THEORY OF OPERATION -- CONTINUED
1--16 MANIFOLD AIR INDUCTION AND HEATER SYSTEM -- CONTINUED
Intake Manifold Heater -- Continued
The manifold heater fuel inlet solenoid valve prevents fuel pumped by the fuel pump assembly from entering the air
intake manifold heater unless the heater system is energized. A manifold heater fuel return check valve and sole-
noid valve are located at the rear of the engine. The solenoid valve is also energized (opened) when the ignition
unit and heater spark plugs are energized to permit excess fuel to be returned to the fuel tanks. The main fuel

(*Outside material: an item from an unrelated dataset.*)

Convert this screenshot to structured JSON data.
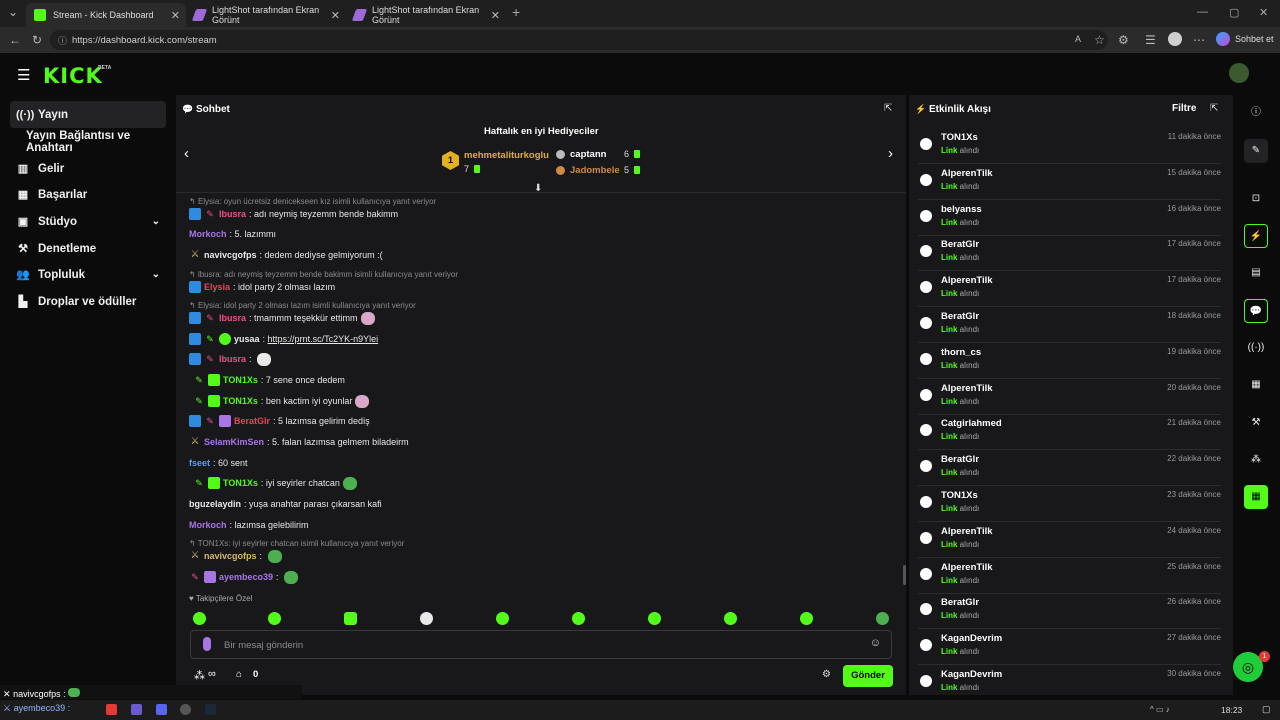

backflow valve prevents back flow of the fuel when the purge pump in the drivers compartment is actuated.
Aftercoolers Each cylinder bank incorporates an exhaust--driven turbosupercharger aftercooler, manifold heater
intake tube, and intake manifolds attached to the cylinder intake parts. The air flow through the engine begins with
filtered air flow from the vehicle mounted air cleaners. The air enters the turbosupercharger where it is com-
pressed for increased mass air flow, necessary for the engine power related output, which actually improves the
thermal efficiency of the combustion. Compressed air from the turbosupercharger is discharged to the induction air
aftercoolers where it is cooled to increase density. The air temperature is regulated by a bypass valve. The piston
actuated aftercooler bypass valve responds to manifold air pressure and functions as follows in inches of mercury
Full bypass (no cooling) below 40 In. Hg. absolute.
Modulated flow from 40 to 57 In. Hg. absolute.
No bypass (full capacity cooling) above 57 In. Hg. absolute.
EXHAUST SYSTEM AND TURBOSUPERCHARGER
The exhaust system consists of four manifolds, one for each group of three adjacent cylinders. The two exhaust
manifolds on each cylinder bank are connected to the turbosupercharger on their respective side of the engine.
Exhaust gases from the engine exhaust manifold enter the turbosuperchargers through ports in the turbine hous-
ing. Pressure and heat from the exhaust gases turn the turbine wheel. The gases leave the turbine housing
through the exhaust outlet and are expelled through the vehicle exhaust system. The turbine wheel and the com-
pressor wheel are mounted on a common rotor shaft. When the turbine wheel spins, so does the compressor
wheel. The spinning compressor wheel draws air from the vehicle air filter into the compressor cover. The air is
compressed and blown out of the compressor cover through the outlet port, where it enters the intake manifold.
The increased volume and density of the air that is delivered to the engine cylinders causes a corresponding in-
crease in engine output power.
The key numbers shown below in parentheses refer to
Fans The top of the engine is shrouded to house two cooling fans (40 and 46) which draw cool air from the under-
side of the engine, through the cylinder fins, and discharge the hot air vertically from the top shroud. The fans are
attached to adapters (39) and are mounted on shafts which are driven through a fan drive clutch assembly (38).
The rear fan clutch is driven by the rear fan drive shaft (34), fan drive bevel gearshaft (33), and fan--driven gear-
shaft (35). The front fan clutch is driven by the front fan drive shaft (32), fan drive bevel gearshaft (41) and another
fan--driven gearshaft (35).